(Excerpts from an interface dataset)
● ● ●

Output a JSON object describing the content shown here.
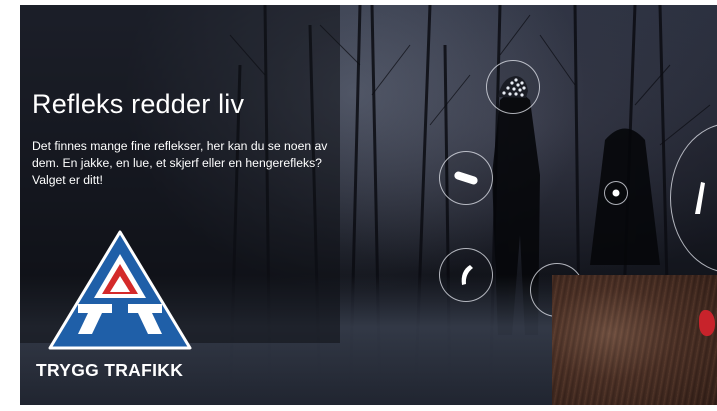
{
  "hero": {
    "title": "Refleks redder liv",
    "description": "Det finnes mange fine reflekser, her kan du se noen av dem. En jakke, en lue, et skjerf eller en hengerefleks? Valget er ditt!"
  },
  "brand": {
    "name": "TRYGG TRAFIKK",
    "logo_colors": {
      "blue": "#1f5fa8",
      "red": "#d42a2a",
      "white": "#ffffff"
    }
  },
  "hotspots": [
    {
      "id": "hat",
      "icon": "knit-hat-reflector-icon"
    },
    {
      "id": "hanger",
      "icon": "pill-reflector-icon"
    },
    {
      "id": "band",
      "icon": "curved-band-reflector-icon"
    },
    {
      "id": "dark",
      "icon": "dark-hotspot-icon"
    },
    {
      "id": "scarf-dot",
      "icon": "dot-reflector-icon"
    },
    {
      "id": "jacket",
      "icon": "jacket-reflector-icon"
    }
  ],
  "video": {
    "label": ""
  }
}
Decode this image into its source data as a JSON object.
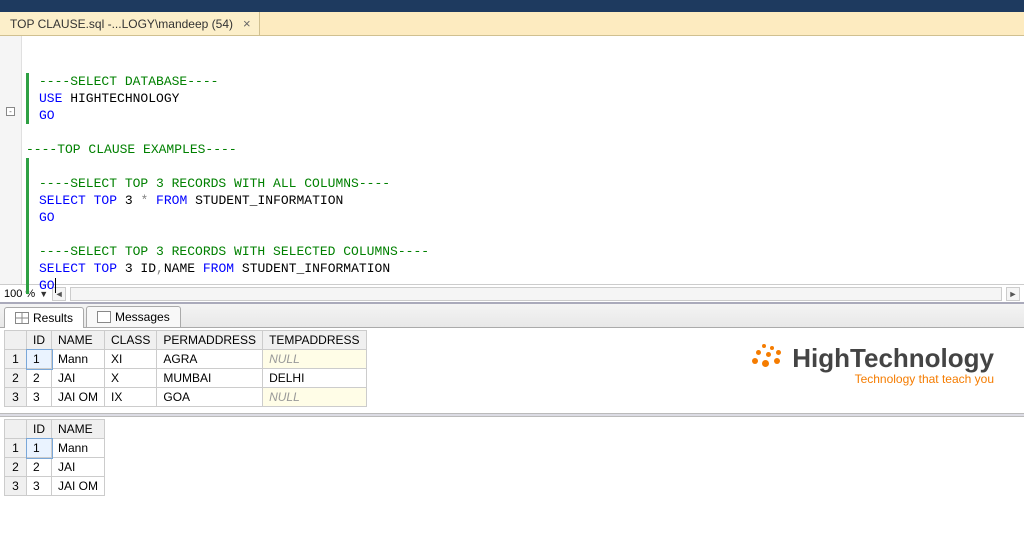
{
  "tab": {
    "label": "TOP CLAUSE.sql -...LOGY\\mandeep (54)",
    "close": "×"
  },
  "code": {
    "c1": "----SELECT DATABASE----",
    "l2a": "USE",
    "l2b": " HIGHTECHNOLOGY",
    "l3": "GO",
    "c5": "----TOP CLAUSE EXAMPLES----",
    "c7": "----SELECT TOP 3 RECORDS WITH ALL COLUMNS----",
    "l8a": "SELECT",
    "l8b": " TOP",
    "l8c": " 3 ",
    "l8d": "*",
    "l8e": " FROM",
    "l8f": " STUDENT_INFORMATION",
    "l9": "GO",
    "c11": "----SELECT TOP 3 RECORDS WITH SELECTED COLUMNS----",
    "l12a": "SELECT",
    "l12b": " TOP",
    "l12c": " 3 ID",
    "l12d": ",",
    "l12e": "NAME ",
    "l12f": "FROM",
    "l12g": " STUDENT_INFORMATION",
    "l13": "GO"
  },
  "zoom": {
    "value": "100 %"
  },
  "resultTabs": {
    "results": "Results",
    "messages": "Messages"
  },
  "grid1": {
    "headers": [
      "ID",
      "NAME",
      "CLASS",
      "PERMADDRESS",
      "TEMPADDRESS"
    ],
    "rows": [
      {
        "n": "1",
        "id": "1",
        "name": "Mann",
        "class": "XI",
        "perm": "AGRA",
        "temp": "NULL",
        "tempNull": true
      },
      {
        "n": "2",
        "id": "2",
        "name": "JAI",
        "class": "X",
        "perm": "MUMBAI",
        "temp": "DELHI",
        "tempNull": false
      },
      {
        "n": "3",
        "id": "3",
        "name": "JAI OM",
        "class": "IX",
        "perm": "GOA",
        "temp": "NULL",
        "tempNull": true
      }
    ]
  },
  "grid2": {
    "headers": [
      "ID",
      "NAME"
    ],
    "rows": [
      {
        "n": "1",
        "id": "1",
        "name": "Mann"
      },
      {
        "n": "2",
        "id": "2",
        "name": "JAI"
      },
      {
        "n": "3",
        "id": "3",
        "name": "JAI OM"
      }
    ]
  },
  "logo": {
    "text": "HighTechnology",
    "tagline": "Technology that teach you"
  }
}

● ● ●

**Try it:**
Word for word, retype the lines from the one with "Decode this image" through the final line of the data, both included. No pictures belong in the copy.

**Exercise result:**
Decode this image into its source data as a JSON object.
{
  "tab": {
    "label": "TOP CLAUSE.sql -...LOGY\\mandeep (54)",
    "close": "×"
  },
  "code": {
    "c1": "----SELECT DATABASE----",
    "l2a": "USE",
    "l2b": " HIGHTECHNOLOGY",
    "l3": "GO",
    "c5": "----TOP CLAUSE EXAMPLES----",
    "c7": "----SELECT TOP 3 RECORDS WITH ALL COLUMNS----",
    "l8a": "SELECT",
    "l8b": " TOP",
    "l8c": " 3 ",
    "l8d": "*",
    "l8e": " FROM",
    "l8f": " STUDENT_INFORMATION",
    "l9": "GO",
    "c11": "----SELECT TOP 3 RECORDS WITH SELECTED COLUMNS----",
    "l12a": "SELECT",
    "l12b": " TOP",
    "l12c": " 3 ID",
    "l12d": ",",
    "l12e": "NAME ",
    "l12f": "FROM",
    "l12g": " STUDENT_INFORMATION",
    "l13": "GO"
  },
  "zoom": {
    "value": "100 %"
  },
  "resultTabs": {
    "results": "Results",
    "messages": "Messages"
  },
  "grid1": {
    "headers": [
      "ID",
      "NAME",
      "CLASS",
      "PERMADDRESS",
      "TEMPADDRESS"
    ],
    "rows": [
      {
        "n": "1",
        "id": "1",
        "name": "Mann",
        "class": "XI",
        "perm": "AGRA",
        "temp": "NULL",
        "tempNull": true
      },
      {
        "n": "2",
        "id": "2",
        "name": "JAI",
        "class": "X",
        "perm": "MUMBAI",
        "temp": "DELHI",
        "tempNull": false
      },
      {
        "n": "3",
        "id": "3",
        "name": "JAI OM",
        "class": "IX",
        "perm": "GOA",
        "temp": "NULL",
        "tempNull": true
      }
    ]
  },
  "grid2": {
    "headers": [
      "ID",
      "NAME"
    ],
    "rows": [
      {
        "n": "1",
        "id": "1",
        "name": "Mann"
      },
      {
        "n": "2",
        "id": "2",
        "name": "JAI"
      },
      {
        "n": "3",
        "id": "3",
        "name": "JAI OM"
      }
    ]
  },
  "logo": {
    "text": "HighTechnology",
    "tagline": "Technology that teach you"
  }
}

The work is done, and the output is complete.